Mayor Mike Duggan has answered the call of challenger Coleman A. Young II to debate.
Duggan campaign manager Sharon Banks tells rMotor City Muckrajer the mayor agrees to at least one debate between this week's primary election finalists.
Duggan dominated Tuesday’s primary election, winning 67 percent of votes to Young’s 27. The election knocked six other candidates and several write-ins out of the race.
But Young claims a victory of sorts, citing the large disparity in money spent and raised so far in the campaign. In his speech to supporters Tuesday night, Young challenged Duggan to debate.
"I'll debate him in the outhouse. I’ll debate him in the penthouse. I’ll debate him in the courthouse. I’ll debate him in the poor house. I’ll debate him in his own damn house," the Democratic state senator said.

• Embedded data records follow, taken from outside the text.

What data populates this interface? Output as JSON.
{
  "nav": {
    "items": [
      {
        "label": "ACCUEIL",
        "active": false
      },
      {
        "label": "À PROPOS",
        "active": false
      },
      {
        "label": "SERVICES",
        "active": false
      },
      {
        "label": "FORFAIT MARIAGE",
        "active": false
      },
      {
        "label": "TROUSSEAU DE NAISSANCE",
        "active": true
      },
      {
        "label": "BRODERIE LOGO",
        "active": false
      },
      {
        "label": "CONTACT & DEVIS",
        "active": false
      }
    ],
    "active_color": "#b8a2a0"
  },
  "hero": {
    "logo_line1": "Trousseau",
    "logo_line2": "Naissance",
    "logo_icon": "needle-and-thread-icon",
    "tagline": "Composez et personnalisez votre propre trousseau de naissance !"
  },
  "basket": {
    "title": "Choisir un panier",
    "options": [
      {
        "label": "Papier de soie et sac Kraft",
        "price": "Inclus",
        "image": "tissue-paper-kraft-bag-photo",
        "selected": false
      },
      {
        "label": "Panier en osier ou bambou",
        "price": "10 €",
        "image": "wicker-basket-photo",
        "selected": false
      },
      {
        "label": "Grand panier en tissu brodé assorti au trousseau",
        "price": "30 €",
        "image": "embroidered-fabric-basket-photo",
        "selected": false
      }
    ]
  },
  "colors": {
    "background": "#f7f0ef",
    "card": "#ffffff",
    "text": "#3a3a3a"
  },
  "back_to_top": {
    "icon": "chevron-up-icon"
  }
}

Adolph Mongo, Young’s campaign manager, tells Deadline Detroit his side ideally would like three debates before voters head to the polls on Nov. 7, with the first in the first week of September. As of Thursday afternoon, he said, the two campaigns had yet to negotiate details.
They’d like at least one debate at the Charles H. Wright Museum of African American Museum, Mongo said.
“It’s a black city and we want to put it in the right perspective,” Mongo said. “Duggan said there is no difference between the neighborhoods and downtown. He says there’s no divide, but there is a divide.”
The Detroit News adds this:
“The teams have to sit down and work out the details, but I’m sure there’s going to be a debate,” said Duggan during an event Thursday in southwest Detroit. “That’s never been a question in my mind. It’s part of the process. I debated the last time. I’ll debate this time.”
Duggan said his campaign will stay focused on building a unified city and that he won’t be engaging in mudslinging with Young.
“They got the old play book of hate and divisiveness as a message,” the mayor said during a Wednesday morning interview. “It didn’t work very well for them in the primary. I doubt it will work any better in the general, but we’re not going to engage in it.”
The race is widely seen as a referendum on Duggan’s first four years in office and whether voters have the confidence to let him serve four more years. Duggan supporters are largely pleased with the gains the city has made, but the Young campaign says any progress has been limited to the downtown/Midtown area, and the mayor has neglected the city’s neighborhoods.